Katsura Matsuda

Katsura Matsuda, graduated June 2006

Thesis title: Comparison of the Barnacle, Balanus amphitrite, in Different Environments.

Her studies compared the physiological responses of the barnacle, Balanus amphitrite, along the shores of the landlocked Salton Sea with those of the same species along the southern coast of California. Her work included measuring and comparing the respiratory, osmotic, and ionic responses of both populations to extreme environmental conditions.

 

 
Viren Perumal

Viren Perumal, graduated June 2007

Thesis title: Responses to Salinity of Color Polymorphs in Two Populations of the Sea Star, Pisaster ochraceus.

His research focused on the color polymorphism that is seen in the ochre sea stars, Pisaster ochraceus and examined if one environmental factor (salinity) affects the color morphs differently. Across a longitudinal gradient in Washington State, a change in frequencies of color morphs of these sea stars can be observed. There are many more orange and brown individuals on the open coast of Olympic National Park, than in the Inland Straits near Rosario Beach, where the sea stars tend to be larger, and mostly purple.

 

 
April Sjoboen

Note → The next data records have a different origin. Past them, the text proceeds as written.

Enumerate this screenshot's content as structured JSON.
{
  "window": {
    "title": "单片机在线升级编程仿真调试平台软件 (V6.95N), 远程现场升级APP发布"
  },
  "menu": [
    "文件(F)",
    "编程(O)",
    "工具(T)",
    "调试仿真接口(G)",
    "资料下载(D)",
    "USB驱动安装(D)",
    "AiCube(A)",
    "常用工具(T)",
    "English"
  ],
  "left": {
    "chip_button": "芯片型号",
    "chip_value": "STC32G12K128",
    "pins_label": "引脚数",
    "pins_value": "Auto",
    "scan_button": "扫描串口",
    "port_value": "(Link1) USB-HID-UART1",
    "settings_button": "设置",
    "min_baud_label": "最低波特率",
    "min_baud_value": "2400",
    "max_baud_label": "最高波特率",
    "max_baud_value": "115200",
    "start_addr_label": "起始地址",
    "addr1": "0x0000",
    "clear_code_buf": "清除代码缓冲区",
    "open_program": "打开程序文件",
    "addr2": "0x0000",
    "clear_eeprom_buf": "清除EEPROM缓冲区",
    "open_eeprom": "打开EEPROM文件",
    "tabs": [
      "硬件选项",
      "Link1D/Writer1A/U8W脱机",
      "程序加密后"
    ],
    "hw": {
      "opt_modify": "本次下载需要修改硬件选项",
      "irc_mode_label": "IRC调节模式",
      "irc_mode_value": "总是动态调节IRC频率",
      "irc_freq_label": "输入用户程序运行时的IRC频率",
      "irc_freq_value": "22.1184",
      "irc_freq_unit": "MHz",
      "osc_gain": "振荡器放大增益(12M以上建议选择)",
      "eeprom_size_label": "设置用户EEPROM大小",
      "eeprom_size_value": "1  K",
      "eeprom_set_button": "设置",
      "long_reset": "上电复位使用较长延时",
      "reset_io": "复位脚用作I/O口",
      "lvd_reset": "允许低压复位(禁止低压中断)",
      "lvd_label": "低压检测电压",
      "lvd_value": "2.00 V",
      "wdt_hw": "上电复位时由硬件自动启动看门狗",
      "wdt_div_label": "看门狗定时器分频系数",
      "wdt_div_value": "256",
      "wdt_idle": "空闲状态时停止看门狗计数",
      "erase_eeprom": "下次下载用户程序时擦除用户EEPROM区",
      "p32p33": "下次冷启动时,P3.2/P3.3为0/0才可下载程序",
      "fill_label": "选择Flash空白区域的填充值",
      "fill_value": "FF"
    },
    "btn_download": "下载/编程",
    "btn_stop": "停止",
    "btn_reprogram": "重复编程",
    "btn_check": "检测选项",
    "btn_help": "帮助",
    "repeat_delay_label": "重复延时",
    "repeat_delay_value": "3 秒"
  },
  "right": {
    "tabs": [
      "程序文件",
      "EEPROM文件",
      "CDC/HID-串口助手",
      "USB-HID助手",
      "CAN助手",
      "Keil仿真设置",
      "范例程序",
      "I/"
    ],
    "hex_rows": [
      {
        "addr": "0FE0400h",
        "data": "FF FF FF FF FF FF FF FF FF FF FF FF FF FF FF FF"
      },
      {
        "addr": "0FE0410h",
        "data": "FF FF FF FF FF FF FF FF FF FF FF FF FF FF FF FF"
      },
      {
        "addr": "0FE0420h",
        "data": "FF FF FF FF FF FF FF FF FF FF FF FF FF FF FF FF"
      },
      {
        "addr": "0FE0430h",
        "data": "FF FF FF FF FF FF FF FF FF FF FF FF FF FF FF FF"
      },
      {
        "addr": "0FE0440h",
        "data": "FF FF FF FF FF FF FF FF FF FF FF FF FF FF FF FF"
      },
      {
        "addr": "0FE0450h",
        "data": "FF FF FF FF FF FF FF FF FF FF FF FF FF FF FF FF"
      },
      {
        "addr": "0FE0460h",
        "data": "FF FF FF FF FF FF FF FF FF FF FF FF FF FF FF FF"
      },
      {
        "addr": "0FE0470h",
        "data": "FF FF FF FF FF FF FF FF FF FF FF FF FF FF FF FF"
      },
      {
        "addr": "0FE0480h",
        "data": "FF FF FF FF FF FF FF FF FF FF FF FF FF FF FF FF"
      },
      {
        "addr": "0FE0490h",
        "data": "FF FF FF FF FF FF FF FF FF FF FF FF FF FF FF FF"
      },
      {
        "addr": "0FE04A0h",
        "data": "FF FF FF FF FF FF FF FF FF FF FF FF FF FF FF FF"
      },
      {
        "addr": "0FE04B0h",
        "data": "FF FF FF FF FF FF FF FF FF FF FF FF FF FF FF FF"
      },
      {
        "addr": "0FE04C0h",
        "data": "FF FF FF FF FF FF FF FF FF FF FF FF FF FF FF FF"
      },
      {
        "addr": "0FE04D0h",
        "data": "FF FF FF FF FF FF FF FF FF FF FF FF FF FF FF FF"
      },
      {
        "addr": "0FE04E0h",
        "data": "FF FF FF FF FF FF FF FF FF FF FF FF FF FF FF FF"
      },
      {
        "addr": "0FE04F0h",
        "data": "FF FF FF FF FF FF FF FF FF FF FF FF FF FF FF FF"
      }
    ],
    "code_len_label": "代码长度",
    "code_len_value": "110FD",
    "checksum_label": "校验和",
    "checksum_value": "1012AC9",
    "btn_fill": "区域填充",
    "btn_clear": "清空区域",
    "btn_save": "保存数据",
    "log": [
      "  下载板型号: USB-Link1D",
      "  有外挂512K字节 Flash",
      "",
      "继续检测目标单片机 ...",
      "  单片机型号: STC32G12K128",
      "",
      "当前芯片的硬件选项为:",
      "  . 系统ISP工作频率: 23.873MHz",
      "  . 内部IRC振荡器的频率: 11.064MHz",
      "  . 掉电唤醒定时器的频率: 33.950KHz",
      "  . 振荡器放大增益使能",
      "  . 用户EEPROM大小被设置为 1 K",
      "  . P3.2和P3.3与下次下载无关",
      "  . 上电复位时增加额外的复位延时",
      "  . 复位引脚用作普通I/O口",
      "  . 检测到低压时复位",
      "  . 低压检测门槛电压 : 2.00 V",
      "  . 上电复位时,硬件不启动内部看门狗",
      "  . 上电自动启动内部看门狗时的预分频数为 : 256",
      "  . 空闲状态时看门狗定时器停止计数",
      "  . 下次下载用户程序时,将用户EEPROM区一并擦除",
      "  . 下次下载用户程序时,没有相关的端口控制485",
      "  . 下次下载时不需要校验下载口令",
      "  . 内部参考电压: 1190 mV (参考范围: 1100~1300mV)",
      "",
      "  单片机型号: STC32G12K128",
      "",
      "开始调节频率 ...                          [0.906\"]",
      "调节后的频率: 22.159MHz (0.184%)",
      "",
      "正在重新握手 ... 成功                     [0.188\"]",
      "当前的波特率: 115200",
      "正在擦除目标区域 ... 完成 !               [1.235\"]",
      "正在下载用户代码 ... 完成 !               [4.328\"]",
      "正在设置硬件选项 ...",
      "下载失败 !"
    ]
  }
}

April Sjoboen, graduated December 2007

Thesis title: Temporal Fatty Acid Fluctuations of Pachygrapsus crassipes in Southern California.

Her objective in this research was to test the hypothesis that fatty acids found in the hepatopancreas changed on a seasonal basis as well as between sexes. This could be important in understanding how these crabs are able to survive in the fluctuating environment in which they live. Changes in these fatty acids could be an adaptive mechanism used by Pachygrapsus crassipes to take advantage of the biochemical properties of fatty acids in different temperatures. Because fatty acid viscosity changes with fluctuations in temperature, it may be beneficial for them to store different types of FAs in different seasons. Changing fatty acid saturation and length with fluctuations in temperature could maximize the utilization of these energy stores, allowing Pachygrapsus to thrive in the variable conditions of the intertidal zone.

 
   
   

Master's in Natural Science Degree Graduates

 
    Meredith Einspahr

Meredith Einspahr graduated June 2011

Project title: Methods for the Determination of Magnetite during the Embryological Development of L. olivacea, the olive ridley.

Meredith worked on sea turtle research in Honduras.  Her work was an important part of the conservation plan implemented by the Protective Turtle Ecology Center for Training, Outreach and Research (ProTECTOR).  She worked alongside members of the community to further the understanding and conservation of sea turtles in the waters of Honduras.

 
Matthew Ingle

Matthew Ingle, graduated June 2010

Project title: Genetic Variation in Olive Ridley (Lepidochelys olivacea) Turtles Nesting in Punta Raton, Honduras.